(D) The US Food and Drug Administration announced last month it would consider a ban on flavoured e-cigarettes in response to what it warned is an “epidemic” of young people using the devices and getting hooked on nicotine. “For young people, using these products may actually lead to more harm in the long run,” Dunbar said. “This highlights the importance of taking steps to prevent youth from vaping in the first place. One way to do this could be to limit e-cigarette and other tobacco advertising in kid-accessible spaces.” The agency issued 12 warning letters to companies they accused of using deceptive marketing labels on e-liquids, and is threatening to take flavoured products off the shelves if companies don’t do more to prevent teens from getting their hands on them.
(E) The study found that young people who vape e-cigarettes use them more over time. Of those who use the devices, 9% said they used one at least 20 days a month when they were surveyed as teens. By young adulthood, more than a quarter– 26% – were vaping 20 or more days a month. The same jump was seen for regular cigarettes.
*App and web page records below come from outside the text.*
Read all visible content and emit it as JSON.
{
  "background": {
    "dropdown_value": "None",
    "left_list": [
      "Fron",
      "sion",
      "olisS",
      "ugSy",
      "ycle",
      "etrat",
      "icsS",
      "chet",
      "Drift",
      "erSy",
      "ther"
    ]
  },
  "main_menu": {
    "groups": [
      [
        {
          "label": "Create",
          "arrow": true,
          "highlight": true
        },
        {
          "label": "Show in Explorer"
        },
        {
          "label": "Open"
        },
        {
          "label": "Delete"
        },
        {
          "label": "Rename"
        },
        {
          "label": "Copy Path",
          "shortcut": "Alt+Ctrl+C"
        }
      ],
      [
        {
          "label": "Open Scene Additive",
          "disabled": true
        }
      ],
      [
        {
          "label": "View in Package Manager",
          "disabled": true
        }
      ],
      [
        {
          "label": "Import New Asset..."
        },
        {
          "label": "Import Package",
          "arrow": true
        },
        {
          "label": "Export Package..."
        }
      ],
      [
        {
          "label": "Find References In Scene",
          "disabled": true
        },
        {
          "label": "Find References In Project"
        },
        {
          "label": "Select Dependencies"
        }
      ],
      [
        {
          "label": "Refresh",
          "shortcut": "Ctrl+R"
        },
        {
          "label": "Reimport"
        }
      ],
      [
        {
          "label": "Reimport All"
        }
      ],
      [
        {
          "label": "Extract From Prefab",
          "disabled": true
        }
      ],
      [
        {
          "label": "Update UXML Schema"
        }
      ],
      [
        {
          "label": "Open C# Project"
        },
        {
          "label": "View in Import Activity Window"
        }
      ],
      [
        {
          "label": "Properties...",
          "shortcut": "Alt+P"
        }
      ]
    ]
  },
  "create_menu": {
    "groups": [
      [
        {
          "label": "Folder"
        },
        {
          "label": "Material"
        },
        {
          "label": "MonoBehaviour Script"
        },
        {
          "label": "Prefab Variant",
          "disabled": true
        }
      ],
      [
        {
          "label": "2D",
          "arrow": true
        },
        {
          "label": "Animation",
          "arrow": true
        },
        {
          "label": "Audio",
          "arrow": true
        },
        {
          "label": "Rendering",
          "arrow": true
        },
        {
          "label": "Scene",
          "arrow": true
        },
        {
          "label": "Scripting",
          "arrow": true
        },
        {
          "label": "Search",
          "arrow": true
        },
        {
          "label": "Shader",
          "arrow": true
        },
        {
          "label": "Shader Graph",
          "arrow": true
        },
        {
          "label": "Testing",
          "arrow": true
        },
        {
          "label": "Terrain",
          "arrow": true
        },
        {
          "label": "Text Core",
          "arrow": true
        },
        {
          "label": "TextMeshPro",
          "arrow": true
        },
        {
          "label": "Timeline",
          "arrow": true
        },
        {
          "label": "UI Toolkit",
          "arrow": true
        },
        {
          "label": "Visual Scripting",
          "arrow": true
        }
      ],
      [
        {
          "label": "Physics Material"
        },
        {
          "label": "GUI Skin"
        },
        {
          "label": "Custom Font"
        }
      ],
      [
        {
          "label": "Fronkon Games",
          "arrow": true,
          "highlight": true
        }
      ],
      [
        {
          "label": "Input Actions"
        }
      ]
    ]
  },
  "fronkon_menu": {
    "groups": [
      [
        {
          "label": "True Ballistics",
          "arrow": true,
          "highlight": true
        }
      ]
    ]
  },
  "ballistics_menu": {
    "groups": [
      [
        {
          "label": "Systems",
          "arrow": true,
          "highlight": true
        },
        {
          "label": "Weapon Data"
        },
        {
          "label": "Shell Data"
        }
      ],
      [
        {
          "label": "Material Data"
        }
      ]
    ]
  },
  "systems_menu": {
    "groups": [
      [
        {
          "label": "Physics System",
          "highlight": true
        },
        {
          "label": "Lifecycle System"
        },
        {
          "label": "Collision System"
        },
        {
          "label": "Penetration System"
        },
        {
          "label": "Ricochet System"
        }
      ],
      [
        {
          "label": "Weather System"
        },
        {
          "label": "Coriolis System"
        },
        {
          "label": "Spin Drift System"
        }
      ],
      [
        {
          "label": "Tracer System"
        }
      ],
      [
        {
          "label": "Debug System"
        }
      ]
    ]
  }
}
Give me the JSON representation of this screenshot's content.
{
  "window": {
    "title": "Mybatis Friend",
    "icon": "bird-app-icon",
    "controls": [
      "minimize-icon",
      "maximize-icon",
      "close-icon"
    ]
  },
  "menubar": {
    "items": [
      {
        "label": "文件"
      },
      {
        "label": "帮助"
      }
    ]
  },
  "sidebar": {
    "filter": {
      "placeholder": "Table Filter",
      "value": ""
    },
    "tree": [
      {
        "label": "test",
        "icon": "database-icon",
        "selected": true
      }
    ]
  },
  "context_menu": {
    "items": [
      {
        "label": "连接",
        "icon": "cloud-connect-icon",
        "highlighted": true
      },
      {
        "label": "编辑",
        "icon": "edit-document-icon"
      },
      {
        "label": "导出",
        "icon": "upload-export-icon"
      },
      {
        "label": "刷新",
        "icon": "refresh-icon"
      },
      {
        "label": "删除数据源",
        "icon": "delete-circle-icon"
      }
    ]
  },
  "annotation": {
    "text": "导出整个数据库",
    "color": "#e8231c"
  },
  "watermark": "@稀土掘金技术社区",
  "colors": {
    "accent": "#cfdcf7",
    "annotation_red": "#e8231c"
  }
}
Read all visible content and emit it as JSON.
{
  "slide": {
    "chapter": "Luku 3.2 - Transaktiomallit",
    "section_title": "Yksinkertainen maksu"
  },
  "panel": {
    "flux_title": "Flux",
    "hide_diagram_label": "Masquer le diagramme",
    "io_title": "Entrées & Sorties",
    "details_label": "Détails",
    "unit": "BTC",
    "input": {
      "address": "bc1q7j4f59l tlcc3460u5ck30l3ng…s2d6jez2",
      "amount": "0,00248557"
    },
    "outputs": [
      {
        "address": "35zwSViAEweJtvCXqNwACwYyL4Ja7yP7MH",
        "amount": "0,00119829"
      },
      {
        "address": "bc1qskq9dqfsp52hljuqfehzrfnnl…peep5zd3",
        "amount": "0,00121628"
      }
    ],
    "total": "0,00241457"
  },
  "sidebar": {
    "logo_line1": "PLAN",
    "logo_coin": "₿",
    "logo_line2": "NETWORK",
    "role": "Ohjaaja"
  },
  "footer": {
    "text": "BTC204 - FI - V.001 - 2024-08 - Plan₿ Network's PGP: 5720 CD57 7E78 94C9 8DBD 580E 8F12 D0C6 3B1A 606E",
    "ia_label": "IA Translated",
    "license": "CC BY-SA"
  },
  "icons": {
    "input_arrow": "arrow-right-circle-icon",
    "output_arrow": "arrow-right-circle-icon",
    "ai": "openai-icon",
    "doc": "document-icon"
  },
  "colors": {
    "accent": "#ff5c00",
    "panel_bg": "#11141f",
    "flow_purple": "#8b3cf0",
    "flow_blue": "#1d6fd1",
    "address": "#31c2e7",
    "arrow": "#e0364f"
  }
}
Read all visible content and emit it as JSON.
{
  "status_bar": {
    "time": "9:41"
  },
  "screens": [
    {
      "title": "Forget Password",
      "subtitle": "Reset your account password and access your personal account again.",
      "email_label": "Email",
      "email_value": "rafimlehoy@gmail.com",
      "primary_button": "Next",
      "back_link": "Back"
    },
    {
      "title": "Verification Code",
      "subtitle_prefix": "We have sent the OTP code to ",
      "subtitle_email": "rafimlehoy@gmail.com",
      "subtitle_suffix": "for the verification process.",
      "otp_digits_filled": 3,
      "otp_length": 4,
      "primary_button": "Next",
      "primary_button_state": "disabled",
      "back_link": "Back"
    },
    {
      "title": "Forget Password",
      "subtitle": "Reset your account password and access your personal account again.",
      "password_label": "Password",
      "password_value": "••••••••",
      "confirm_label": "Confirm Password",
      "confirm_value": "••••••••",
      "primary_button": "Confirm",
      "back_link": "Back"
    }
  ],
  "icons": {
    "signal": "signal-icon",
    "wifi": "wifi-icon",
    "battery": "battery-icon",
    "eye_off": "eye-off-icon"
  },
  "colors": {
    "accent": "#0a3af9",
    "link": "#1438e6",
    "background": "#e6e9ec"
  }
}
Among users, the proportion saying they smoked 20 days a month went up from 8% to 14%.The FDA says it will soon release data that shows a “substantial increase” in youth vaping this year compared with 2017.